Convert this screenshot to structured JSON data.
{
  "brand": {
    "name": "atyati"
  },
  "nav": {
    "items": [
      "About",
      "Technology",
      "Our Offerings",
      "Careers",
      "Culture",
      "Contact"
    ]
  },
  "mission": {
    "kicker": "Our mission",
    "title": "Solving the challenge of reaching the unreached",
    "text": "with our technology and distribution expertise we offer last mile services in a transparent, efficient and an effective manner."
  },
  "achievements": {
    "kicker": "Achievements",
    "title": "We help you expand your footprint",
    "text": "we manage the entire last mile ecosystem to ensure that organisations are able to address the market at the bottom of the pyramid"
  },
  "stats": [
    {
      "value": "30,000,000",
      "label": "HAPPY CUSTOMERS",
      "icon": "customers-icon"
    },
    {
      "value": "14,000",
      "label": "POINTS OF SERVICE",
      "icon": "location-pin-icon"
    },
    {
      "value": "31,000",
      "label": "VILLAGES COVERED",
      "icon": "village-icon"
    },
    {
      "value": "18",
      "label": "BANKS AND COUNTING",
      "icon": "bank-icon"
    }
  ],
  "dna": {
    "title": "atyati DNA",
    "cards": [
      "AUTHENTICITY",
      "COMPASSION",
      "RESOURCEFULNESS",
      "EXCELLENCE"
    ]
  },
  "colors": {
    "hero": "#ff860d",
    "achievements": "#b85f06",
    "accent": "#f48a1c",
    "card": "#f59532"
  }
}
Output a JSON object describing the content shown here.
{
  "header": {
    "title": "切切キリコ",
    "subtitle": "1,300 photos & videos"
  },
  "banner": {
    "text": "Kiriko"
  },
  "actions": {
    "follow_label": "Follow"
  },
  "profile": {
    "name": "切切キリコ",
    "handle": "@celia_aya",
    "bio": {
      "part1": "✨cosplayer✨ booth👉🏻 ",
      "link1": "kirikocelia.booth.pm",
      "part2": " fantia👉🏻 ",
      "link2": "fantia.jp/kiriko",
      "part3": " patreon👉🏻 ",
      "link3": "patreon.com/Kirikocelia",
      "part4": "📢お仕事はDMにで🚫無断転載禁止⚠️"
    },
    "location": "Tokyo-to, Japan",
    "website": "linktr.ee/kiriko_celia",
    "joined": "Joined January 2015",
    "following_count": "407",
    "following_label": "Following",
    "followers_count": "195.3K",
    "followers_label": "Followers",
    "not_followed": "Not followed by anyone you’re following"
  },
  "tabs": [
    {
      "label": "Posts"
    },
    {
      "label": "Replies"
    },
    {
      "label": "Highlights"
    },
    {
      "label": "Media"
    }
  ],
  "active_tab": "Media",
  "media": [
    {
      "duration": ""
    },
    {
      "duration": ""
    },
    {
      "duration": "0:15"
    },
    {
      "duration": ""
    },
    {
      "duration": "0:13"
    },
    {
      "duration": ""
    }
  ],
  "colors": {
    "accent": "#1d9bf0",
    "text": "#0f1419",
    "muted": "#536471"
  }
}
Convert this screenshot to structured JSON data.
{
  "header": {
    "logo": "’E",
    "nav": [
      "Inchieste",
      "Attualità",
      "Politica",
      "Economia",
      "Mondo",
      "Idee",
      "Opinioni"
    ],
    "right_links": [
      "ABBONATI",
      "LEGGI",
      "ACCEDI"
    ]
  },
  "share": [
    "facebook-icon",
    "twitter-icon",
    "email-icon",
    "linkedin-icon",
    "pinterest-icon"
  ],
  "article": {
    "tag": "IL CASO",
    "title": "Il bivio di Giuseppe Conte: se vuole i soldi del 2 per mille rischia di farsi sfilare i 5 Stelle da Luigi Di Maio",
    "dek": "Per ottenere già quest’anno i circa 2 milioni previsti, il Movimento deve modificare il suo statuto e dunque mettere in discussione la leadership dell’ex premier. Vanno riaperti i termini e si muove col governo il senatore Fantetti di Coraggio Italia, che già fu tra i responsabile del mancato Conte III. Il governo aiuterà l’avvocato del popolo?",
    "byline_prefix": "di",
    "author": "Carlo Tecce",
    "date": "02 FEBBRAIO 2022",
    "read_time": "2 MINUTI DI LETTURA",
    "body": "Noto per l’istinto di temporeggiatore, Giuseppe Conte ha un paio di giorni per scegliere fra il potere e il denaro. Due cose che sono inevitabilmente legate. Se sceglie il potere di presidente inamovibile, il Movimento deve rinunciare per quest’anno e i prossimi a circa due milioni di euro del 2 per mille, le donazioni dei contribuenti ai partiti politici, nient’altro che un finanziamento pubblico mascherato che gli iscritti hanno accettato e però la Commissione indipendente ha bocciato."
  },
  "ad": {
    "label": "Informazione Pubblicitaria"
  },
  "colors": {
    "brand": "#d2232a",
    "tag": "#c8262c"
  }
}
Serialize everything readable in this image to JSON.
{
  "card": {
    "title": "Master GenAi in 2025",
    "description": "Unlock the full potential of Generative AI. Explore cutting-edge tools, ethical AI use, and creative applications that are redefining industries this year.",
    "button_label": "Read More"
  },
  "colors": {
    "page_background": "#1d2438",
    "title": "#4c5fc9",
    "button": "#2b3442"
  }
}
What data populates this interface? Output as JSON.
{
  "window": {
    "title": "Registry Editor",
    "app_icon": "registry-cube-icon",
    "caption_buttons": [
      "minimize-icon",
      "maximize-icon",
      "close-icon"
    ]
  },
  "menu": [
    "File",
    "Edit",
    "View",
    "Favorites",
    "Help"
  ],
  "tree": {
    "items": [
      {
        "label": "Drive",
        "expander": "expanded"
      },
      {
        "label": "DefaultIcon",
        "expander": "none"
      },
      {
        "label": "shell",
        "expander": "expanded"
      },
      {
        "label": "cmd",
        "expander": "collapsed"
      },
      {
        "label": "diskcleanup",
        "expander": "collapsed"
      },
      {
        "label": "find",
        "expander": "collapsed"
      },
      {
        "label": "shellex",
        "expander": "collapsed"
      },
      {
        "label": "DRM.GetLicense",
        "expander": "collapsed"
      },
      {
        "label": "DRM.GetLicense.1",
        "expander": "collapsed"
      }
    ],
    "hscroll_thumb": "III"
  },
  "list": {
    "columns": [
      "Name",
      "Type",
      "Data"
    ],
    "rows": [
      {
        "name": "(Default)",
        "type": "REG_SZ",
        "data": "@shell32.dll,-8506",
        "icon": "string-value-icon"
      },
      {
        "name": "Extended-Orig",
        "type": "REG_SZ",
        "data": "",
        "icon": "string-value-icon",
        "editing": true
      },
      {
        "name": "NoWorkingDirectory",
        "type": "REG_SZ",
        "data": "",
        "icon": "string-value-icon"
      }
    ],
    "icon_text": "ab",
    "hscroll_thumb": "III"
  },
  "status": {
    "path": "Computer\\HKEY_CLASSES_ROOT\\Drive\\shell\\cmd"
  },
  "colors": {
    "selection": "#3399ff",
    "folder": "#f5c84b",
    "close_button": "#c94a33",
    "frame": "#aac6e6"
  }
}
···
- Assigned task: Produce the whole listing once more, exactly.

- Problem solution:
Convert this screenshot to structured JSON data.
{
  "brand": {
    "name": "atyati"
  },
  "nav": {
    "items": [
      "About",
      "Technology",
      "Our Offerings",
      "Careers",
      "Culture",
      "Contact"
    ]
  },
  "mission": {
    "kicker": "Our mission",
    "title": "Solving the challenge of reaching the unreached",
    "text": "with our technology and distribution expertise we offer last mile services in a transparent, efficient and an effective manner."
  },
  "achievements": {
    "kicker": "Achievements",
    "title": "We help you expand your footprint",
    "text": "we manage the entire last mile ecosystem to ensure that organisations are able to address the market at the bottom of the pyramid"
  },
  "stats": [
    {
      "value": "30,000,000",
      "label": "HAPPY CUSTOMERS",
      "icon": "customers-icon"
    },
    {
      "value": "14,000",
      "label": "POINTS OF SERVICE",
      "icon": "location-pin-icon"
    },
    {
      "value": "31,000",
      "label": "VILLAGES COVERED",
      "icon": "village-icon"
    },
    {
      "value": "18",
      "label": "BANKS AND COUNTING",
      "icon": "bank-icon"
    }
  ],
  "dna": {
    "title": "atyati DNA",
    "cards": [
      "AUTHENTICITY",
      "COMPASSION",
      "RESOURCEFULNESS",
      "EXCELLENCE"
    ]
  },
  "colors": {
    "hero": "#ff860d",
    "achievements": "#b85f06",
    "accent": "#f48a1c",
    "card": "#f59532"
  }
}
Output a JSON object describing the content shown here.
{
  "header": {
    "title": "切切キリコ",
    "subtitle": "1,300 photos & videos"
  },
  "banner": {
    "text": "Kiriko"
  },
  "actions": {
    "follow_label": "Follow"
  },
  "profile": {
    "name": "切切キリコ",
    "handle": "@celia_aya",
    "bio": {
      "part1": "✨cosplayer✨ booth👉🏻 ",
      "link1": "kirikocelia.booth.pm",
      "part2": " fantia👉🏻 ",
      "link2": "fantia.jp/kiriko",
      "part3": " patreon👉🏻 ",
      "link3": "patreon.com/Kirikocelia",
      "part4": "📢お仕事はDMにで🚫無断転載禁止⚠️"
    },
    "location": "Tokyo-to, Japan",
    "website": "linktr.ee/kiriko_celia",
    "joined": "Joined January 2015",
    "following_count": "407",
    "following_label": "Following",
    "followers_count": "195.3K",
    "followers_label": "Followers",
    "not_followed": "Not followed by anyone you’re following"
  },
  "tabs": [
    {
      "label": "Posts"
    },
    {
      "label": "Replies"
    },
    {
      "label": "Highlights"
    },
    {
      "label": "Media"
    }
  ],
  "active_tab": "Media",
  "media": [
    {
      "duration": ""
    },
    {
      "duration": ""
    },
    {
      "duration": "0:15"
    },
    {
      "duration": ""
    },
    {
      "duration": "0:13"
    },
    {
      "duration": ""
    }
  ],
  "colors": {
    "accent": "#1d9bf0",
    "text": "#0f1419",
    "muted": "#536471"
  }
}
Convert this screenshot to structured JSON data.
{
  "header": {
    "logo": "’E",
    "nav": [
      "Inchieste",
      "Attualità",
      "Politica",
      "Economia",
      "Mondo",
      "Idee",
      "Opinioni"
    ],
    "right_links": [
      "ABBONATI",
      "LEGGI",
      "ACCEDI"
    ]
  },
  "share": [
    "facebook-icon",
    "twitter-icon",
    "email-icon",
    "linkedin-icon",
    "pinterest-icon"
  ],
  "article": {
    "tag": "IL CASO",
    "title": "Il bivio di Giuseppe Conte: se vuole i soldi del 2 per mille rischia di farsi sfilare i 5 Stelle da Luigi Di Maio",
    "dek": "Per ottenere già quest’anno i circa 2 milioni previsti, il Movimento deve modificare il suo statuto e dunque mettere in discussione la leadership dell’ex premier. Vanno riaperti i termini e si muove col governo il senatore Fantetti di Coraggio Italia, che già fu tra i responsabile del mancato Conte III. Il governo aiuterà l’avvocato del popolo?",
    "byline_prefix": "di",
    "author": "Carlo Tecce",
    "date": "02 FEBBRAIO 2022",
    "read_time": "2 MINUTI DI LETTURA",
    "body": "Noto per l’istinto di temporeggiatore, Giuseppe Conte ha un paio di giorni per scegliere fra il potere e il denaro. Due cose che sono inevitabilmente legate. Se sceglie il potere di presidente inamovibile, il Movimento deve rinunciare per quest’anno e i prossimi a circa due milioni di euro del 2 per mille, le donazioni dei contribuenti ai partiti politici, nient’altro che un finanziamento pubblico mascherato che gli iscritti hanno accettato e però la Commissione indipendente ha bocciato."
  },
  "ad": {
    "label": "Informazione Pubblicitaria"
  },
  "colors": {
    "brand": "#d2232a",
    "tag": "#c8262c"
  }
}
Serialize everything readable in this image to JSON.
{
  "card": {
    "title": "Master GenAi in 2025",
    "description": "Unlock the full potential of Generative AI. Explore cutting-edge tools, ethical AI use, and creative applications that are redefining industries this year.",
    "button_label": "Read More"
  },
  "colors": {
    "page_background": "#1d2438",
    "title": "#4c5fc9",
    "button": "#2b3442"
  }
}
What data populates this interface? Output as JSON.
{
  "window": {
    "title": "Registry Editor",
    "app_icon": "registry-cube-icon",
    "caption_buttons": [
      "minimize-icon",
      "maximize-icon",
      "close-icon"
    ]
  },
  "menu": [
    "File",
    "Edit",
    "View",
    "Favorites",
    "Help"
  ],
  "tree": {
    "items": [
      {
        "label": "Drive",
        "expander": "expanded"
      },
      {
        "label": "DefaultIcon",
        "expander": "none"
      },
      {
        "label": "shell",
        "expander": "expanded"
      },
      {
        "label": "cmd",
        "expander": "collapsed"
      },
      {
        "label": "diskcleanup",
        "expander": "collapsed"
      },
      {
        "label": "find",
        "expander": "collapsed"
      },
      {
        "label": "shellex",
        "expander": "collapsed"
      },
      {
        "label": "DRM.GetLicense",
        "expander": "collapsed"
      },
      {
        "label": "DRM.GetLicense.1",
        "expander": "collapsed"
      }
    ],
    "hscroll_thumb": "III"
  },
  "list": {
    "columns": [
      "Name",
      "Type",
      "Data"
    ],
    "rows": [
      {
        "name": "(Default)",
        "type": "REG_SZ",
        "data": "@shell32.dll,-8506",
        "icon": "string-value-icon"
      },
      {
        "name": "Extended-Orig",
        "type": "REG_SZ",
        "data": "",
        "icon": "string-value-icon",
        "editing": true
      },
      {
        "name": "NoWorkingDirectory",
        "type": "REG_SZ",
        "data": "",
        "icon": "string-value-icon"
      }
    ],
    "icon_text": "ab",
    "hscroll_thumb": "III"
  },
  "status": {
    "path": "Computer\\HKEY_CLASSES_ROOT\\Drive\\shell\\cmd"
  },
  "colors": {
    "selection": "#3399ff",
    "folder": "#f5c84b",
    "close_button": "#c94a33",
    "frame": "#aac6e6"
  }
}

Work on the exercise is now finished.